Aparna Divaraniya, the CEO and co-founder of OOVA, understands the need to determine each woman’s unique cycle and pattern of fertility, as she told Endocrine Today: “No two women are alike, and it’s about time we start treating them as individuals.” Divaraniya further explains, “OOVA provides women with personalized information by learning her fertility profile. By capturing hormone trends through daily urine samples, we remove the subjectivity and need for invasive procedures required to diagnose fertility issues. Our hope is that physicians will be able to use the information provided by OOVA to guide diagnoses. OOVA’s first product is just a glimpse at the future of personalized health care.”
In addition to predicting fertility, OOVA’s technology will be able to aid women with cycle management, post-pregnancy menstrual cycle assessment and pre-menopause concerns. OOVA is available for pre-order now for a sale price of $64.99, which includes a month supply of disposable urine testing strips and the free OOVA smartphone app.
Greater Clarity Ahead
The future is certainly looking bright for fertility awareness in the wake of new technological advances. New fertility technology has the potential to truly help women maneuver some of the harder aspects of tracking and predicting one’s fertility, such as during the postpartum period.

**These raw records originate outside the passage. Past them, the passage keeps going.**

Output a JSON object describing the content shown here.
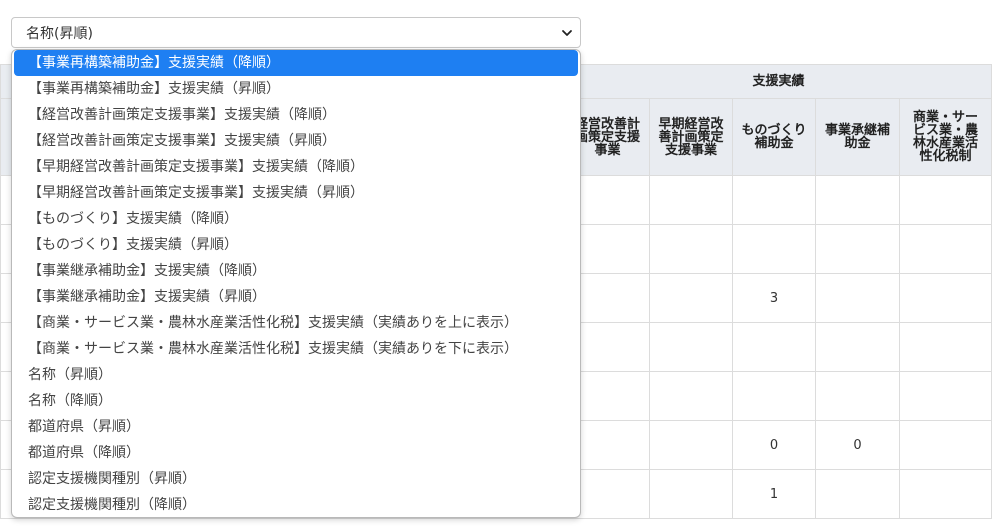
{
  "sort_select": {
    "value": "名称(昇順)",
    "icon": "chevron-down-icon"
  },
  "dropdown": {
    "selected_index": 0,
    "options": [
      "【事業再構築補助金】支援実績（降順）",
      "【事業再構築補助金】支援実績（昇順）",
      "【経営改善計画策定支援事業】支援実績（降順）",
      "【経営改善計画策定支援事業】支援実績（昇順）",
      "【早期経営改善計画策定支援事業】支援実績（降順）",
      "【早期経営改善計画策定支援事業】支援実績（昇順）",
      "【ものづくり】支援実績（降順）",
      "【ものづくり】支援実績（昇順）",
      "【事業継承補助金】支援実績（降順）",
      "【事業継承補助金】支援実績（昇順）",
      "【商業・サービス業・農林水産業活性化税】支援実績（実績ありを上に表示）",
      "【商業・サービス業・農林水産業活性化税】支援実績（実績ありを下に表示）",
      "名称（昇順）",
      "名称（降順）",
      "都道府県（昇順）",
      "都道府県（降順）",
      "認定支援機関種別（昇順）",
      "認定支援機関種別（降順）"
    ]
  },
  "table": {
    "group_header": "支援実績",
    "columns": [
      "経営改善計画策定支援事業",
      "早期経営改善計画策定支援事業",
      "ものづくり補助金",
      "事業承継補助金",
      "商業・サービス業・農林水産業活性化税制"
    ],
    "column_lines": [
      [
        "経営改善計",
        "画策定支援",
        "事業"
      ],
      [
        "早期経営改",
        "善計画策定",
        "支援事業"
      ],
      [
        "ものづくり",
        "補助金"
      ],
      [
        "事業承継補",
        "助金"
      ],
      [
        "商業・サー",
        "ビス業・農",
        "林水産業活",
        "性化税制"
      ]
    ],
    "rows": [
      [
        "",
        "",
        "",
        "",
        ""
      ],
      [
        "",
        "",
        "",
        "",
        ""
      ],
      [
        "",
        "",
        "3",
        "",
        ""
      ],
      [
        "",
        "",
        "",
        "",
        ""
      ],
      [
        "",
        "",
        "",
        "",
        ""
      ],
      [
        "",
        "",
        "0",
        "0",
        ""
      ],
      [
        "",
        "",
        "1",
        "",
        ""
      ]
    ]
  }
}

As exciting as these advances are, women who choose to rely on them to assist in predicting their fertility should use them in conjunction with a Fertility Awareness-Based Method. These monitors and test strips are best used as a complementary tool in your fertility awareness charting, as any woman who charts using a FABM can tell you: nothing compares to the empowerment that comes from knowing and understanding your own body.